**The problem**: State the number of lines in these records that include the word "CALIBRATED", and add nothing to it.

*** Begin section ***

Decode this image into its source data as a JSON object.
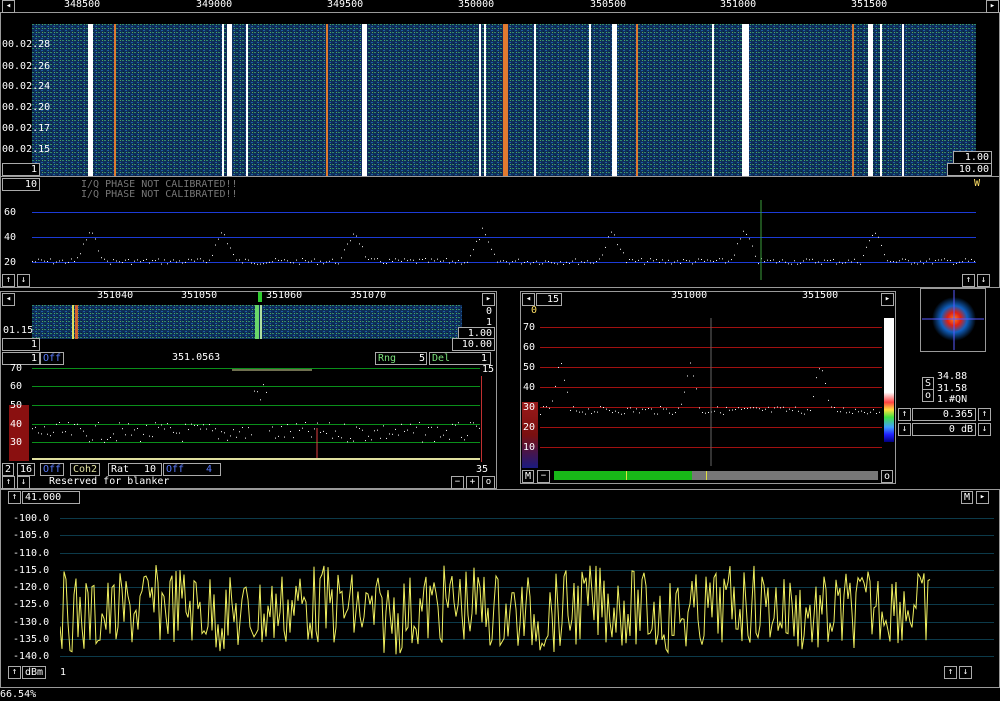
{
  "main_waterfall": {
    "freq_ticks": [
      "348500",
      "349000",
      "349500",
      "350000",
      "350500",
      "351000",
      "351500"
    ],
    "time_labels": [
      "00.02.28",
      "00.02.26",
      "00.02.24",
      "00.02.20",
      "00.02.17",
      "00.02.15"
    ],
    "left_box": "1",
    "right_box_1": "1.00",
    "right_box_2": "10.00"
  },
  "main_spectrum": {
    "avg_box": "10",
    "warning_1": "I/Q PHASE NOT CALIBRATED!!",
    "warning_2": "I/Q PHASE NOT CALIBRATED!!",
    "w_label": "W",
    "y_ticks": [
      "60",
      "40",
      "20"
    ]
  },
  "baseband": {
    "freq_ticks": [
      "351040",
      "351050",
      "351060",
      "351070"
    ],
    "time_label": "01.15",
    "right_vals": [
      "0",
      "1"
    ],
    "box_left": "1",
    "box_right_1": "1.00",
    "box_right_2": "10.00",
    "mode_box": "1",
    "off_label": "Off",
    "freq": "351.0563",
    "rng_label": "Rng",
    "rng_val": "5",
    "del_label": "Del",
    "del_val": "1",
    "y_ticks": [
      "70",
      "60",
      "50",
      "40",
      "30"
    ],
    "right_val": "15",
    "bottom_right": "35",
    "bottom_controls": {
      "c1": "2",
      "c2": "16",
      "c3": "Off",
      "c4": "Coh2",
      "c5": "Rat",
      "c6": "10",
      "c7": "Off",
      "c8": "4"
    },
    "reserved": "Reserved for blanker"
  },
  "high_res": {
    "avg_box": "15",
    "freq_ticks": [
      "351000",
      "351500"
    ],
    "zero_label": "0",
    "y_ticks": [
      "70",
      "60",
      "50",
      "40",
      "30",
      "20",
      "10"
    ],
    "m_button": "M",
    "o_button": "o"
  },
  "polar": {
    "val1": "34.88",
    "val2": "31.58",
    "val3": "1.#QN",
    "s_label": "S",
    "o_label": "o",
    "gain_1": "0.365",
    "gain_2": "0 dB"
  },
  "audio": {
    "level_box": "41.000",
    "m_label": "M",
    "y_ticks": [
      "-100.0",
      "-105.0",
      "-110.0",
      "-115.0",
      "-120.0",
      "-125.0",
      "-130.0",
      "-135.0",
      "-140.0"
    ],
    "unit": "dBm",
    "unit_val": "1"
  },
  "status": {
    "cpu": "66.54%"
  },
  "colors": {
    "grid_blue": "#1c3bd6",
    "grid_red": "#a01010",
    "grid_green": "#0a8f1a",
    "trace_yellow": "#f0f060",
    "frame": "#9a9a9a"
  }
}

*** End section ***

**Answer to this problem**: 2